**WORK REQUEST**: Line count for "heading": state how many lines of the data below include it, and output nothing more.

**RECORDS SUPPLIED**:
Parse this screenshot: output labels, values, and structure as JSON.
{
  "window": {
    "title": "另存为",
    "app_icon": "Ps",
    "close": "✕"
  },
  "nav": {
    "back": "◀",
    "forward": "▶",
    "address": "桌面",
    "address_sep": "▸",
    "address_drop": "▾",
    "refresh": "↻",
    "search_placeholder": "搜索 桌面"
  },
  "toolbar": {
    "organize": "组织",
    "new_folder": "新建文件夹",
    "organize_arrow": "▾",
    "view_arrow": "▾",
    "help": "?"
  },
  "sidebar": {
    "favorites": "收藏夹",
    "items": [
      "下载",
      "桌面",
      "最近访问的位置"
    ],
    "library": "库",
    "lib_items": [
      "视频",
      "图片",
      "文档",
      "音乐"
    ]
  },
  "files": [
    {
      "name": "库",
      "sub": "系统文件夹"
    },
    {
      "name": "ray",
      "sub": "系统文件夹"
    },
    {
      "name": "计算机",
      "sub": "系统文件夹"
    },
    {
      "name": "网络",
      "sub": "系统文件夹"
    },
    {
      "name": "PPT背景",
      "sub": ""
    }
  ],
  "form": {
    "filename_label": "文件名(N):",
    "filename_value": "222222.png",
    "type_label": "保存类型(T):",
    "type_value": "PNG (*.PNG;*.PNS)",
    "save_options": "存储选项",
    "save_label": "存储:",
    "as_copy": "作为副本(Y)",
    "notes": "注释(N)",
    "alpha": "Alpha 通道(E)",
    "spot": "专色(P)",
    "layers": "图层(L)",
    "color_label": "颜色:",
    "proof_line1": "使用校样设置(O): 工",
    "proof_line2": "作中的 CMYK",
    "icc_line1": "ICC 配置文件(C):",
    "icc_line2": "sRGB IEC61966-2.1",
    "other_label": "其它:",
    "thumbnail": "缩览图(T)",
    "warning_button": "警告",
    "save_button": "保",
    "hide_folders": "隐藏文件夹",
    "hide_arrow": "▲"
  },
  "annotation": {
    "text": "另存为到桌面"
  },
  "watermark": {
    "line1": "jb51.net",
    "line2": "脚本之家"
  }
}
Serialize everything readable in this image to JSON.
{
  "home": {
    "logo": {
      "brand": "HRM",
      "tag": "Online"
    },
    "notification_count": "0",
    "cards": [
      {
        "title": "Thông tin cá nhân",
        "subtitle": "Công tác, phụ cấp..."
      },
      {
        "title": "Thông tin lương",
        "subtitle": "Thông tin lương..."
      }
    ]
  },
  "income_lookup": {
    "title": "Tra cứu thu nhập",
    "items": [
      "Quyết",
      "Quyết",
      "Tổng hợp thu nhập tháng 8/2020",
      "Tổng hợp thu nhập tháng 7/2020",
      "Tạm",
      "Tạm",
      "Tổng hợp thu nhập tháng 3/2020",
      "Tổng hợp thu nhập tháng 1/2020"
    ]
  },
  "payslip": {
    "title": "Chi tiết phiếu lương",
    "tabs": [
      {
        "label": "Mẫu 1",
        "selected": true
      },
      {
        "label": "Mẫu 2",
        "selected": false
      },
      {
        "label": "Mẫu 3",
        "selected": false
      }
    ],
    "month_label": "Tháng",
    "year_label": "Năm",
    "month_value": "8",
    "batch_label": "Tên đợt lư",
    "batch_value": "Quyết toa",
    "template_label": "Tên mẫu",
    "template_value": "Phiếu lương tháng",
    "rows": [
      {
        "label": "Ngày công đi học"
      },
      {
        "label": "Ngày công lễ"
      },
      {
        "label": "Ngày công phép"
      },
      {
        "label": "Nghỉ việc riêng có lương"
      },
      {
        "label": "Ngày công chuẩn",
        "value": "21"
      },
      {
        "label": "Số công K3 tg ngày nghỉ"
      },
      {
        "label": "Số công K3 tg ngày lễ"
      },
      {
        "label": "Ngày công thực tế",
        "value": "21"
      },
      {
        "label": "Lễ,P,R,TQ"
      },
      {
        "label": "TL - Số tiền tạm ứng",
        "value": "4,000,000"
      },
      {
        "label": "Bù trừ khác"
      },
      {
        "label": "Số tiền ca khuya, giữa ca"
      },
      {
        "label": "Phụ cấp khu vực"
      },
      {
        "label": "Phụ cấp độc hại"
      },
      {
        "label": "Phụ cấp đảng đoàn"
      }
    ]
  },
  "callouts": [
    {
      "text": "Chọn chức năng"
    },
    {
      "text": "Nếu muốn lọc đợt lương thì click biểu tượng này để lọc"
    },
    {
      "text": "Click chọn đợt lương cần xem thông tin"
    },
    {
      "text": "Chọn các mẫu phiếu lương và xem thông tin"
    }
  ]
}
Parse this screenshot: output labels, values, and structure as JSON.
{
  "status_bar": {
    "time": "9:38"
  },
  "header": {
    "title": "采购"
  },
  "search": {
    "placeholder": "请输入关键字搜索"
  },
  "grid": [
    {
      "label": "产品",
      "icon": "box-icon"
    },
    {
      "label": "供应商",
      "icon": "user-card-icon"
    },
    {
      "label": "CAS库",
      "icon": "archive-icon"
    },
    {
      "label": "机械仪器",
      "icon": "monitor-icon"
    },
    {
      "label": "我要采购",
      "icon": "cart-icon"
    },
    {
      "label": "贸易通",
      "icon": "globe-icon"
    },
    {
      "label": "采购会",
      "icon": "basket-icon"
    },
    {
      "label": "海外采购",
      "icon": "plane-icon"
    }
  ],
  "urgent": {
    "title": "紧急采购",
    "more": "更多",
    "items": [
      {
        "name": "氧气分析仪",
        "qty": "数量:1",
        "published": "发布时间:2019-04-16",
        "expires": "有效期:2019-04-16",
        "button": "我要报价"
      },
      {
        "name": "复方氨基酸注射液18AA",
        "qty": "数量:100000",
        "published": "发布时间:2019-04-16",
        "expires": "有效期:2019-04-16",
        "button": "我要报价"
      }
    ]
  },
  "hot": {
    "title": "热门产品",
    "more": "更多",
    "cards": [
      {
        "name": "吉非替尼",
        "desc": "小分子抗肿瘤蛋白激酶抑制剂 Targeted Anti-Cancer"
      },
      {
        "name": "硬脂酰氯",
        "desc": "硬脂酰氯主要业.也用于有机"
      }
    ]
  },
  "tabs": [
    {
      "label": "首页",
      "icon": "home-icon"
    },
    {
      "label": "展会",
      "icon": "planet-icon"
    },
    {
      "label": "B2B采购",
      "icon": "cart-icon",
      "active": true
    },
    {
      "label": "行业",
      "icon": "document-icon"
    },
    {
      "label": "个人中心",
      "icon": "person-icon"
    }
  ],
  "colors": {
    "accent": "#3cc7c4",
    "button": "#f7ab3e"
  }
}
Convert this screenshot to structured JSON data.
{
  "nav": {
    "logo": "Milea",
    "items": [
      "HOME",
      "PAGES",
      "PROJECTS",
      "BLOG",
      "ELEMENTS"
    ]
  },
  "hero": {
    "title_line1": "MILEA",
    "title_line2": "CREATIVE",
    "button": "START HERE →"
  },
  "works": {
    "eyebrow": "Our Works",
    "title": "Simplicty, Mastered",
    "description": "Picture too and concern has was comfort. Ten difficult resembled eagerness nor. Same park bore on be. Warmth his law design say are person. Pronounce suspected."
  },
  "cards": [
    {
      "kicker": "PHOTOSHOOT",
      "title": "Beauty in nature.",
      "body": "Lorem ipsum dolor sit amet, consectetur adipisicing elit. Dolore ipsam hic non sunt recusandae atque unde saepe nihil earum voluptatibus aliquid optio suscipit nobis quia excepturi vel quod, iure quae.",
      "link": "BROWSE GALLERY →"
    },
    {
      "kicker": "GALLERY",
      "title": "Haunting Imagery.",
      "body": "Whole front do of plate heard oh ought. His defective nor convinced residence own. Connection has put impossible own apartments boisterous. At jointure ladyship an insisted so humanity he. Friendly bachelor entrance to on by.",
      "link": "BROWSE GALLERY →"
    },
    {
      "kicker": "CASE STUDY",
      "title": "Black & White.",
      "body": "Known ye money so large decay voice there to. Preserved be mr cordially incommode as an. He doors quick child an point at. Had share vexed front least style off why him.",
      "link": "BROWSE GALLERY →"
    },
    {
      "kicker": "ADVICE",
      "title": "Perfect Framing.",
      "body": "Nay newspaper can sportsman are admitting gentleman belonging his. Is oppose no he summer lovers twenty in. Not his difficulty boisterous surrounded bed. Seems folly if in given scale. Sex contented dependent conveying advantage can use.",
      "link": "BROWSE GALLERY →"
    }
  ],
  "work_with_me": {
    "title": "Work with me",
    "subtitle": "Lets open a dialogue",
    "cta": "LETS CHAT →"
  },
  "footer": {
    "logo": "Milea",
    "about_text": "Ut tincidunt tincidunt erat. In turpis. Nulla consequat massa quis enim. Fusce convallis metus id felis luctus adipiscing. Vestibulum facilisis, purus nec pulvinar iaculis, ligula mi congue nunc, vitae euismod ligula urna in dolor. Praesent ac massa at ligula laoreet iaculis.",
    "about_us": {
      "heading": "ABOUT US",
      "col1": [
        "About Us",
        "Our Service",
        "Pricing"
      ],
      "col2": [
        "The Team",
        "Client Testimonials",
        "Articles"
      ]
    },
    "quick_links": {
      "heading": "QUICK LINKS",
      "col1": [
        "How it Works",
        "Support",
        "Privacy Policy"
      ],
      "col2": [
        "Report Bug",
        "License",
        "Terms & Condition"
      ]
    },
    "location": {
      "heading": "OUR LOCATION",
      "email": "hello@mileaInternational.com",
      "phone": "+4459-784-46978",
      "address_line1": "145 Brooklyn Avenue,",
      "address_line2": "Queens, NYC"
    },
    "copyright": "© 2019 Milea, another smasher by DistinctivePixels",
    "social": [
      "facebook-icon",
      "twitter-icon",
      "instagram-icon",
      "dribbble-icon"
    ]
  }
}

**SOLUTION TO THE PROBLEM**: 3